▶ What you will do
Although the records contain pictures, only their text should be reproduced, exactly as written.

▶ Exercise material
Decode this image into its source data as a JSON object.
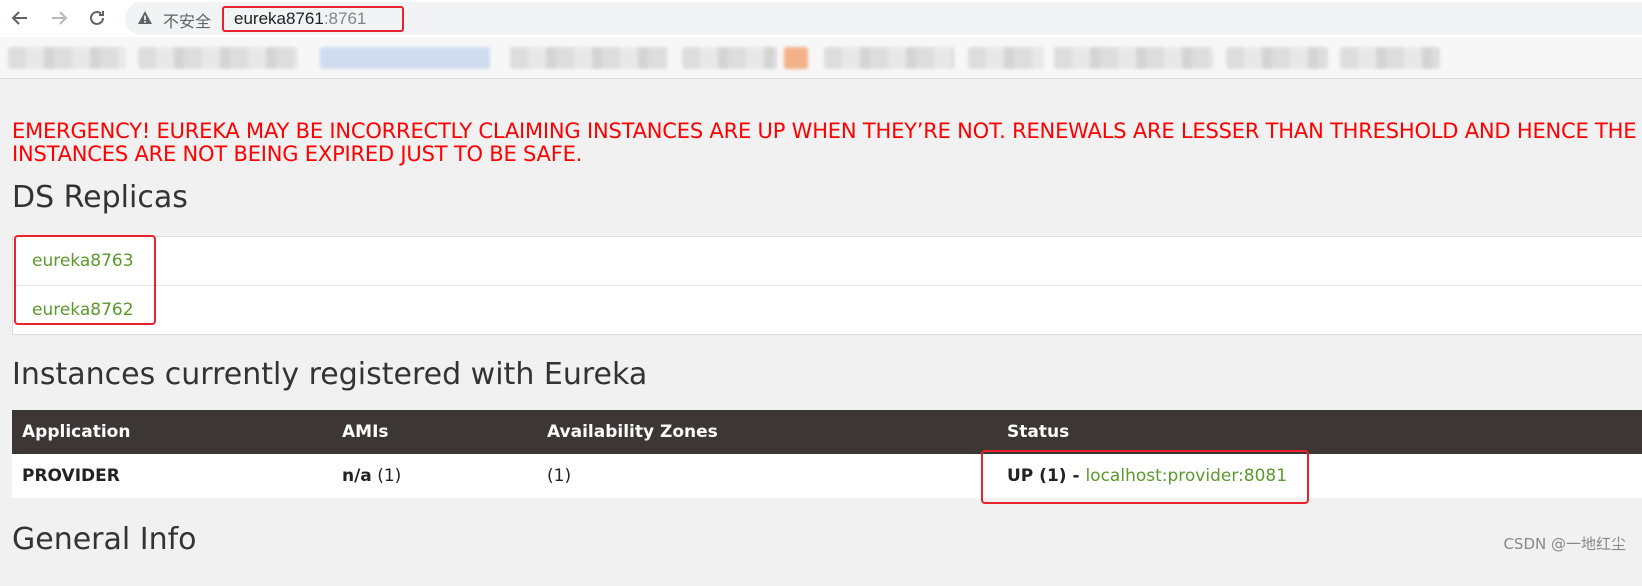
{
  "browser": {
    "back_icon": "arrow-left-icon",
    "forward_icon": "arrow-right-icon",
    "reload_icon": "reload-icon",
    "security_icon": "warning-triangle-icon",
    "security_label": "不安全",
    "url_host": "eureka8761",
    "url_port": ":8761"
  },
  "page": {
    "emergency_line1": "EMERGENCY! EUREKA MAY BE INCORRECTLY CLAIMING INSTANCES ARE UP WHEN THEY’RE NOT. RENEWALS ARE LESSER THAN THRESHOLD AND HENCE THE",
    "emergency_line2": "INSTANCES ARE NOT BEING EXPIRED JUST TO BE SAFE.",
    "ds_replicas_title": "DS Replicas",
    "replicas": [
      {
        "label": "eureka8763"
      },
      {
        "label": "eureka8762"
      }
    ],
    "instances_title": "Instances currently registered with Eureka",
    "instances_table": {
      "headers": [
        "Application",
        "AMIs",
        "Availability Zones",
        "Status"
      ],
      "rows": [
        {
          "application": "PROVIDER",
          "amis_bold": "n/a",
          "amis_count": " (1)",
          "zones": "(1)",
          "status_text": "UP (1) - ",
          "status_link": "localhost:provider:8081"
        }
      ]
    },
    "general_info_title": "General Info"
  },
  "watermark": "CSDN @一地红尘",
  "colors": {
    "emergency": "#ff0000",
    "link_green": "#5a9a2b",
    "table_header_bg": "#3c3734",
    "highlight_box": "#e8232b"
  }
}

▶ Solution to the problem
Decode this image into its source data as a JSON object.
{
  "browser": {
    "back_icon": "arrow-left-icon",
    "forward_icon": "arrow-right-icon",
    "reload_icon": "reload-icon",
    "security_icon": "warning-triangle-icon",
    "security_label": "不安全",
    "url_host": "eureka8761",
    "url_port": ":8761"
  },
  "page": {
    "emergency_line1": "EMERGENCY! EUREKA MAY BE INCORRECTLY CLAIMING INSTANCES ARE UP WHEN THEY’RE NOT. RENEWALS ARE LESSER THAN THRESHOLD AND HENCE THE",
    "emergency_line2": "INSTANCES ARE NOT BEING EXPIRED JUST TO BE SAFE.",
    "ds_replicas_title": "DS Replicas",
    "replicas": [
      {
        "label": "eureka8763"
      },
      {
        "label": "eureka8762"
      }
    ],
    "instances_title": "Instances currently registered with Eureka",
    "instances_table": {
      "headers": [
        "Application",
        "AMIs",
        "Availability Zones",
        "Status"
      ],
      "rows": [
        {
          "application": "PROVIDER",
          "amis_bold": "n/a",
          "amis_count": " (1)",
          "zones": "(1)",
          "status_text": "UP (1) - ",
          "status_link": "localhost:provider:8081"
        }
      ]
    },
    "general_info_title": "General Info"
  },
  "watermark": "CSDN @一地红尘",
  "colors": {
    "emergency": "#ff0000",
    "link_green": "#5a9a2b",
    "table_header_bg": "#3c3734",
    "highlight_box": "#e8232b"
  }
}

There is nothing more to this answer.